“I…uh…b-brought you something,” she stammers as she climbs the first step and then stops.
“Hoping to bribe me into not axe murdering you?” She flinches and squeezes her eyes shut for a brief moment. “Bad joke. Sorry. But Ripper…really is my name. Or what everyone calls me.” I push up to sitting and rest my back against the church door. “And I’m not a charity case.”
“Didn’t say you were.” She thrusts the bag at me, and when I don’t move, drops it next to my hip. “We had extra. It’s rainy and kind of cold tonight. I thought…a hot meal might…shit. Never mind. Take it or leave it.”
She turns, and the scents of cheese and salsa waft up from the bag. “Wait a minute, sunshine.” Digging into the paper, I find an aluminum foil pan covered with a healthy serving of enchiladas lightly covered in cheese and red sauce, a half pint of refried beans, and a bag of marinated carrots and jicama. “This smells great.”
A hint of pride straightens her shoulders, and the corners of her lips curve into a half-smile. “Thanks.”
“You made this?” I grabbed a granola bar and an apple at my apartment, but my stomach rumbles at the prospect of something…so very different than my everyday diet. The first bite takes me back to my mama’s cooking, and I think I moan a little.
In the light of the street lamp, her cheeks glisten with the misty rain and turn a bright pink. “I work at a food truck. Today’s menu was Mexican comfort food.”
“My mama learned how to cook from my abuela, who grew up in Mexico. These are the best enchiladas I’ve had since I left Texas.”
She toys with a blue pendant hanging from a silver chain around her neck. Joy and sadness battle for control of her features, but joy seems to win in the end. “Thank you. That means a lot.”
A tendril of long brown hair plasters itself to her cheek as she stares down at her sensible black shoes. Her ankle’s wrapped in an ACE bandage, and as she fidgets, I can tell she isn’t putting all her weight on it. “You okay? After last night?”
“Oh. Yes. I should…go. Let you eat in peace.”
“Wait.” I don’t know why I’m stopping her. But the idea of her being hurt, and that I caused it, doesn’t sit well with me. “What’s your name?”
“Cara,” she says quietly.
“You live…uh…close?” Her eyes widen, and I kick myself.
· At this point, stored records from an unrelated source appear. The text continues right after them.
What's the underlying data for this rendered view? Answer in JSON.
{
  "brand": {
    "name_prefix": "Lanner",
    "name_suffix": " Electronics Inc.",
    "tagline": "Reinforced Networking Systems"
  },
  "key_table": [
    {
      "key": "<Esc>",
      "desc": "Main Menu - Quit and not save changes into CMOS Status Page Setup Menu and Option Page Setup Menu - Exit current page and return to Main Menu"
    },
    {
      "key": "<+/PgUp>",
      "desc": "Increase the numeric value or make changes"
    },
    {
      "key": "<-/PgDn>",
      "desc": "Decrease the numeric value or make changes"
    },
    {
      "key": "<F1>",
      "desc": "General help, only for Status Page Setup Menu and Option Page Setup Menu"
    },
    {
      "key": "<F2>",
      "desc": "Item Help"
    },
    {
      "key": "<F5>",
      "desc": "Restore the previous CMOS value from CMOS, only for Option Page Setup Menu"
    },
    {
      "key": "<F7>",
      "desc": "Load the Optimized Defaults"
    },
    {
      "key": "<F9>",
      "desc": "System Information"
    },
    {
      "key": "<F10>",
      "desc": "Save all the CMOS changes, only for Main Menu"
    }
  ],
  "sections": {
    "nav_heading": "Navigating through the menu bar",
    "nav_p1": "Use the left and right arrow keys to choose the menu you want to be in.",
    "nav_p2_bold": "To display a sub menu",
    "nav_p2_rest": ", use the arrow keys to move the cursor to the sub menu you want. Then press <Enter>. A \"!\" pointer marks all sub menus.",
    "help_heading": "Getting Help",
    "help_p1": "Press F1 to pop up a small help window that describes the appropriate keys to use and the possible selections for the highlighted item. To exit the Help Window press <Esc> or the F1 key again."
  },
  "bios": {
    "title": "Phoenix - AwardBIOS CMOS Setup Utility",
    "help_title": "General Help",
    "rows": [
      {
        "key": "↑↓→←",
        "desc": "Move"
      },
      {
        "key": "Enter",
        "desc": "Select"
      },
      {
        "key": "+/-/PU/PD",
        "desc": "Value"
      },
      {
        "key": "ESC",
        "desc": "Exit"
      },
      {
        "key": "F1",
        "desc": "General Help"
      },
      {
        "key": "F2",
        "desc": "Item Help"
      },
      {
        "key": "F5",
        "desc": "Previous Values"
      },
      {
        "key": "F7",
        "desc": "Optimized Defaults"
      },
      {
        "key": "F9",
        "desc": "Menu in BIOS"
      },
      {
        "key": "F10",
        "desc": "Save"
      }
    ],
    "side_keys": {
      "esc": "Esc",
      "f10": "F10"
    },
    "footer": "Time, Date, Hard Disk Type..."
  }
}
If she didn’t think I was a stalker or an axe murderer before, she does now. “I just mean…it’s wet out. And you weren’t the most graceful last night. I…be careful, okay?”
A scowl twists those heart-shaped lips, and she levels me with an acerbic stare. “I’m not the one sleeping on the streets with no defenses. And I’m very graceful. When I want to be. Good night, Ripper.” Her curtsey is a little lopsided since she isn’t putting her full weight on her right foot, but she turns on her left heel and starts limping away.
“‘Night, Cara.” As the rain intensifies and I dig back into the takeout container of enchiladas, I wonder why it’s easier for me to talk to a stranger than it is the men I consider my brothers.